HOW TO COMPLETE THIS TASK
For each line below that holds the word "Fail", make a copy.

INFORMATION SHOWN
== == ==

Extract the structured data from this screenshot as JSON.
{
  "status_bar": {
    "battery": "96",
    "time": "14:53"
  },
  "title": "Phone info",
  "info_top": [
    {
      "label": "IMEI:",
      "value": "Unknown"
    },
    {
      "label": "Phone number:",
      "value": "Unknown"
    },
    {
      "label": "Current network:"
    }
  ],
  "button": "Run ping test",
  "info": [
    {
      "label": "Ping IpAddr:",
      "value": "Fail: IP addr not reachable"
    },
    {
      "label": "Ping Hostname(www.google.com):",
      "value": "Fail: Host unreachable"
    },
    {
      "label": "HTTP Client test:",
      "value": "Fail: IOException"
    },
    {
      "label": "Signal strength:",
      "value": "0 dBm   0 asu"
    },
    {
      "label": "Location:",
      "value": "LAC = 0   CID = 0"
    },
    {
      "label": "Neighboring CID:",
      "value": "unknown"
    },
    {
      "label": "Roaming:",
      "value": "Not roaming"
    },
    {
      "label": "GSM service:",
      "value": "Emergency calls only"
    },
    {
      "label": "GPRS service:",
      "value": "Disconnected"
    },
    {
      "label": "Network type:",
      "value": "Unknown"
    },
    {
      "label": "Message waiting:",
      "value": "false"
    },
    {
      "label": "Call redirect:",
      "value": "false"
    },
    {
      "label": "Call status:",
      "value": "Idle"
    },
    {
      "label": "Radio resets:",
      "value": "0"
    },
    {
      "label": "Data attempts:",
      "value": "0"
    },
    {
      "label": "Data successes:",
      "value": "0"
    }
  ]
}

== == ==

SOLVED EXERCISE
      "value": "Fail: IP addr not reachable"
      "value": "Fail: Host unreachable"
      "value": "Fail: IOException"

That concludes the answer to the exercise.